‘The colour has faded out of the sky. It is grey, becoming darker as the world turns herself round a little more. The clouds are long and black and ragged, like the wings of storm battered dragons.’ Keri Hulme
If you’re thinking of thick grey clouds that bring heavy rain, hail or snow, then look no further than nimbostratus clouds which reach altitudes of 2000 feet to 18000 feet. These are the clouds that you might see in the distance and actually see the rain failing as a thin, diaphanous ‘curtain’.
The word ‘Nimbo’ comes from the Latin word nimbus, which denotes precipitation. And, whilst on the origin of words – and you know how I love myth – nephos is Greek meaning “cloud”. In Greek legend Nephele was created from a cloud by Zeus, who shaped the cloud to look like Hera in order to trick Ixion, a mortal who desired her.
‘Clouds are just nature’s stepping stones to the heavens.’ Anthony T Hincks
Leaving the mid-level clouds behind we look at those high level clouds, the first of which are cirrus clouds. The clouds ‘reside’ at altitudes of between 17000 and 45000 feet. These clouds are usually detached from each other, and appear as patches or bands of cloud. These are fast-moving clouds, buffeted by high winds – think of aircraft turbulence; but because they can be so high, as anything far away, the ‘illusion’ is that they are slow moving. But, this isn’t the case.
If there are to be any clouds about on a summer’s day, then the lofty cirrocumulus clouds at 17000 feet to 45000 feet are the ones that will delight. These clouds are high and are really tiny ‘cloudlets’, regularly spaced, and maybe with a ‘rippled’ effect. Cirrocumulus clouds tend to reflect the red and yellow colours during a sunset and sunrise, and so they have often been referred to as “one of the most beautiful clouds”. This occurs because they reflect the unscattered rays of light from the early morning or evening sun.

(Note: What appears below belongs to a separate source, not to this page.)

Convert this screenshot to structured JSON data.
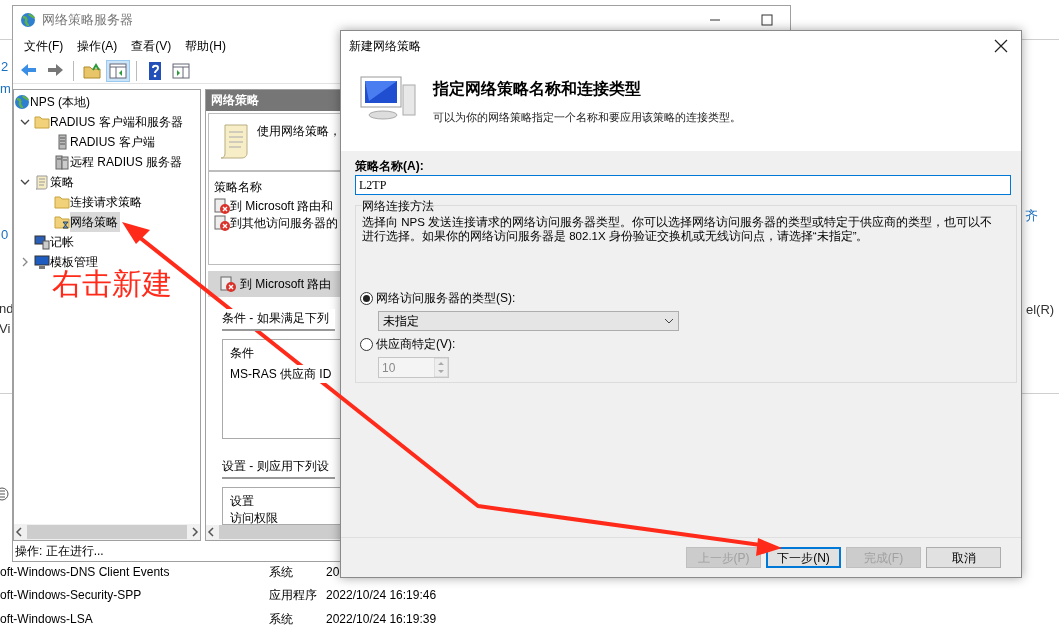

‘Clouds are on top for a reason. They float so high because they refuse to carry any burden!’ Jasleen Kaur Gumber
Finally, in our brief look at clouds, the ‘high-flyers’ are cirrostratus clouds, ‘floating’ above 20000 feet. These can often be referred to as ‘the clouds that aren’t really there’, as they can cover hundreds of square miles, but can be so ‘thin’, so high and so subtle that they’re often overlooked by earth-bound observers.
Hopefully, this and the previous article has (re)kindled your love of the nature of clouds, and further your knowledge, wisdom and awareness (of them).
‘A parade of clouds
and little puffs behind them
they follow as their Mother’.
Julia Hartwig, Spojrzenie
Clouds, I would suggest are not just to be seen as objects to be scientifically analysed (though there is nothing wrong with that), but also to be understood as part of weather-lore, and something more – that they might trigger a deeper spirituality of awe in you, and yes, for some, to be seen as wonderful objects that give us some other-worldly wisdom, and/or entertain us for hours as we gaze at their majesty and changing shapes. Was that a whale? A television? An angel?
Next time you see a cloud (and it’s safe to do so), why not pause, and when you can, let me know what you ‘saw’, and if it had a deeper meaning to you. Perhaps it’s a ‘message’ from the Great Cloud-Giver? Happy cloud-spotting!